Malignant hypertension is a rare disease characterized by a significant rise in blood pressure accompanied by cardiac, renal or neurological failure and an impact on the retina. The blood pressure is above 180 mm Hg for systolic pressure (at the beginning of the contraction of the heart) or above 110 mm Hg for diastolic (at the end of the contraction). The course of the disease can be fatal in the absence of treatment. Malignant hypertension may be responsible for several complications such as stroke, a rupture of the walls of the aorta (aortic dissection) or acute renal failure.
Symptoms of malignant hypertension are:
- Systolic blood pressure> 180 mm Hg or diastolic pressure> 110 mm Hg;
- retinopathy in fundus, in the case of emergency;
- a sign of retention:
o heart (myocardial infarction or pulmonary edema);
o kidney (acute renal failure);
o neurological (stroke, confusion, headache, seizure).
The diagnosis of malignant hypertension is made after blood pressure is taken and signs of visceral pain can be identified. In the case of emergency, a blood test, electrocardiogram and other examinations guided by the clinical signs are performed: brain scan, echocardiography...
Treatment depends on the progress of the disease: if there is good tolerance and an absence of signs of severity, monitoring at rest and repeated measurements of blood pressure are needed. In an emergency, infusion will be performed and a antihypertensive treatment will be given through the veins.
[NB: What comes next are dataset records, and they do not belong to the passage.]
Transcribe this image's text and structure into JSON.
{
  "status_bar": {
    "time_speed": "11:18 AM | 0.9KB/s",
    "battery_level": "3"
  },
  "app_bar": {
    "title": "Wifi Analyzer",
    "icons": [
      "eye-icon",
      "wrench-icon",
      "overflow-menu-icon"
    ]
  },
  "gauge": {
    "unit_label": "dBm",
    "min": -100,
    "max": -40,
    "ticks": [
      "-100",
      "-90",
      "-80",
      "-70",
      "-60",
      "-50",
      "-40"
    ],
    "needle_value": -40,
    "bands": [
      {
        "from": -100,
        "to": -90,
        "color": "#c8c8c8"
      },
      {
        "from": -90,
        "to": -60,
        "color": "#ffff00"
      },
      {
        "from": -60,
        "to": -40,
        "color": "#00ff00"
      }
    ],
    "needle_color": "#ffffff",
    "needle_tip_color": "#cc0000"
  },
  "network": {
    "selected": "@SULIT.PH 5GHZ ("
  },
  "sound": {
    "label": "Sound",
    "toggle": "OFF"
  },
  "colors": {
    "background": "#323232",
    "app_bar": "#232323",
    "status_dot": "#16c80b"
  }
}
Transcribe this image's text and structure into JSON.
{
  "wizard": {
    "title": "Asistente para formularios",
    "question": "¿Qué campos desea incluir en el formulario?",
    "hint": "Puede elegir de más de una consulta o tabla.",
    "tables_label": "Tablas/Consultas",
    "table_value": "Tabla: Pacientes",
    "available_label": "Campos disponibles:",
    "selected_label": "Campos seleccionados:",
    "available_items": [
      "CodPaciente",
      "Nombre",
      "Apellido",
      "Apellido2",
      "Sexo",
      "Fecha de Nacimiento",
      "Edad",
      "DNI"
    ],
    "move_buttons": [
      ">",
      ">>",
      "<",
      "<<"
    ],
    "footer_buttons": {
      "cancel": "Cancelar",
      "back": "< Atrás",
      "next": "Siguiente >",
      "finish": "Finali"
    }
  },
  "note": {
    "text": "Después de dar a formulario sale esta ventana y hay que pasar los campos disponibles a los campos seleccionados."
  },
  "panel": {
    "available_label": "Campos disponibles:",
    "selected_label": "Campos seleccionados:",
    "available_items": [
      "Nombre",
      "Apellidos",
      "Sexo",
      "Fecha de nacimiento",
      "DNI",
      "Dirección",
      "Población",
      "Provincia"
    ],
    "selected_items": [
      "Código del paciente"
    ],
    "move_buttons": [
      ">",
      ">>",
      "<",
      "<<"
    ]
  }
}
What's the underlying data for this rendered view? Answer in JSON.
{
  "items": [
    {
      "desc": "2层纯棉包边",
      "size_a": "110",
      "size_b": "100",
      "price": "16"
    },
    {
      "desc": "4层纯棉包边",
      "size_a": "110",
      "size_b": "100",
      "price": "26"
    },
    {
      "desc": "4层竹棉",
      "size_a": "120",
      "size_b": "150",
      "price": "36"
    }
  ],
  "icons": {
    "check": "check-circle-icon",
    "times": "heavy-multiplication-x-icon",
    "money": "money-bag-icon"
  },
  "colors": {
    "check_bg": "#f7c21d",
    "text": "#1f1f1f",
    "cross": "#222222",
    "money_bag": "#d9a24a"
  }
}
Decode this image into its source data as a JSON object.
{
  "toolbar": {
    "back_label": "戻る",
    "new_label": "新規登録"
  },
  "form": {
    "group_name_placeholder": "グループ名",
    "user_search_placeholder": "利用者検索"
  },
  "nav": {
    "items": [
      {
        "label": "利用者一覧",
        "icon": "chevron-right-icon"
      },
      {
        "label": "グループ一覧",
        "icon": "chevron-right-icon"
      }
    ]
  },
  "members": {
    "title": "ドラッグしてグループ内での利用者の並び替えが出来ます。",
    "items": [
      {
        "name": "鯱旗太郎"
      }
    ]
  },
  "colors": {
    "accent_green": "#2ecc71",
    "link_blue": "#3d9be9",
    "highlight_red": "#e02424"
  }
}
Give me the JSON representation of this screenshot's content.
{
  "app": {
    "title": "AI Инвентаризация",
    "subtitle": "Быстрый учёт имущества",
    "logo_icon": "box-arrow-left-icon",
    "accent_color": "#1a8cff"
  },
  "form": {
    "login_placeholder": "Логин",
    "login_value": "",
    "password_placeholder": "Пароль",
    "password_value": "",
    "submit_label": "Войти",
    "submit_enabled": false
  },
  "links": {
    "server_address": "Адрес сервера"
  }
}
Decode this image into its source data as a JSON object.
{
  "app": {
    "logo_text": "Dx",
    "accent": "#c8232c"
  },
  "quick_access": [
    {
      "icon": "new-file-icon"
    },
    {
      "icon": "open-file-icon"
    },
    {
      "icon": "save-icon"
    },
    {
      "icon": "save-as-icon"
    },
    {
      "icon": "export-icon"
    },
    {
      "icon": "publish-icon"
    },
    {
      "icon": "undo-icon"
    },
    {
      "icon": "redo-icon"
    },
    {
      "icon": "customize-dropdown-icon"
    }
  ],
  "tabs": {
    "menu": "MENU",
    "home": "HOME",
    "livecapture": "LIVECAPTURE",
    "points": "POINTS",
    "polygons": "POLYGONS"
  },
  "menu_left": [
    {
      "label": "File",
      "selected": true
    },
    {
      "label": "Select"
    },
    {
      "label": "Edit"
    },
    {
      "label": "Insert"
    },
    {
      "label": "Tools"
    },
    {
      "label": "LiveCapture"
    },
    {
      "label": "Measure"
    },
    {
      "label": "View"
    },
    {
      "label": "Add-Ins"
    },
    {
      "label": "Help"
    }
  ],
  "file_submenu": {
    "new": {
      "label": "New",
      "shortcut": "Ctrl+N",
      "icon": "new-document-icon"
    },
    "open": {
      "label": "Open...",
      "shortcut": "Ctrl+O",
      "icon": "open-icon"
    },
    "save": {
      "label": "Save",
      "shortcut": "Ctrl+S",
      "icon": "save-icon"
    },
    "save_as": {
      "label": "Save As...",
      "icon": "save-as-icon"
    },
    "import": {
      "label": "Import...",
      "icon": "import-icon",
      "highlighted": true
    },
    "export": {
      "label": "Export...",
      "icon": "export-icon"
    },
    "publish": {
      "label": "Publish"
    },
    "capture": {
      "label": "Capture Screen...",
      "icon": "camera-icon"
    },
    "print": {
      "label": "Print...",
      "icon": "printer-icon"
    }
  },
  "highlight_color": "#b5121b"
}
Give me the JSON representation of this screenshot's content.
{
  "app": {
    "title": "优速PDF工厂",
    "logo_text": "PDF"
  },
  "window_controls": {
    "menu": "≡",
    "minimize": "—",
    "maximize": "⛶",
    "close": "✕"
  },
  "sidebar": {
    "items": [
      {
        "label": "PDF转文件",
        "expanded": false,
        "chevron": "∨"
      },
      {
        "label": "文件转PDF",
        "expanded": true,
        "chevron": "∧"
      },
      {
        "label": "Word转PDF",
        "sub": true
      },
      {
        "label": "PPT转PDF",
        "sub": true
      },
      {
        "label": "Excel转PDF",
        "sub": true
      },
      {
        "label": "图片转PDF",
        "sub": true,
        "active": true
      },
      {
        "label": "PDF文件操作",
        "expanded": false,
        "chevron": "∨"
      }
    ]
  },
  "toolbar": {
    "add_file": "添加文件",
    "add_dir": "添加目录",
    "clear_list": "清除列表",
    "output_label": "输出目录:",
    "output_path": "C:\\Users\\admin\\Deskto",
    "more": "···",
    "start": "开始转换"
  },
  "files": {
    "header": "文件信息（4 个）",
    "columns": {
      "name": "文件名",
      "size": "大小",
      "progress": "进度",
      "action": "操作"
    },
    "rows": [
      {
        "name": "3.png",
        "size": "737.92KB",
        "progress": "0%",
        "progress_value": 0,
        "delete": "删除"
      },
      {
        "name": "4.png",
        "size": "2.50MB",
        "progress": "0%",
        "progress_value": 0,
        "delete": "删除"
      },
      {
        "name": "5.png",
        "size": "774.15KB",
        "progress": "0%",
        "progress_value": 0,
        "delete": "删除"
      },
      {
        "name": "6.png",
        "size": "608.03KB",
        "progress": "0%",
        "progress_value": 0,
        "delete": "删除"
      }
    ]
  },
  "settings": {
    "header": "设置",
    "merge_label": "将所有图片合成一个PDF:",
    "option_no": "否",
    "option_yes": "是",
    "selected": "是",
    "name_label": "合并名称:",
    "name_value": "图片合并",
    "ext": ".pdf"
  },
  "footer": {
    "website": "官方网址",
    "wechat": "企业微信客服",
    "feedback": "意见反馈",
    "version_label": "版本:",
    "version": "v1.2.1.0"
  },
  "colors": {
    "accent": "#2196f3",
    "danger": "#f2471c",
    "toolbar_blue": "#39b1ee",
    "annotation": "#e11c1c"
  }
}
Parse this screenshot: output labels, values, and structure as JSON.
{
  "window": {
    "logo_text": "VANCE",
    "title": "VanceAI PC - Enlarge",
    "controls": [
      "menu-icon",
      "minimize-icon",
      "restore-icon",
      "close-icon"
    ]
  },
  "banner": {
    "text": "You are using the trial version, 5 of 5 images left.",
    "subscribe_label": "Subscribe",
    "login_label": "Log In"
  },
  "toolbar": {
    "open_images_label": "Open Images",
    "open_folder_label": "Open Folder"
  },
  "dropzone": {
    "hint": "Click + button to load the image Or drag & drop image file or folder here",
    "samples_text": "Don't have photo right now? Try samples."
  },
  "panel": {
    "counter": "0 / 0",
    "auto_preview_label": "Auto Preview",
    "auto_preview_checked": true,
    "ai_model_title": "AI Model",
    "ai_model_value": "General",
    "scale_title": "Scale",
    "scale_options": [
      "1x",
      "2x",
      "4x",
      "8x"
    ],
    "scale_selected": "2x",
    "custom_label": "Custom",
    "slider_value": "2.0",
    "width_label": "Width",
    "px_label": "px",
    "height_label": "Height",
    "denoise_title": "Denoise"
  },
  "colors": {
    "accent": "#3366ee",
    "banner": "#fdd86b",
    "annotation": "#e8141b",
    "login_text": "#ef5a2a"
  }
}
Recommended measures to control blood pressure are a low-salt diet, avoiding being overweight, and fighting against cardiovascular risk factors: smoking cessation and alcohol, controlling diabetes, reducing cholesterol.
Original article published by
. Translated by Jeff
Latest update on June 14, 2013 at 05:40 PM by Jeff.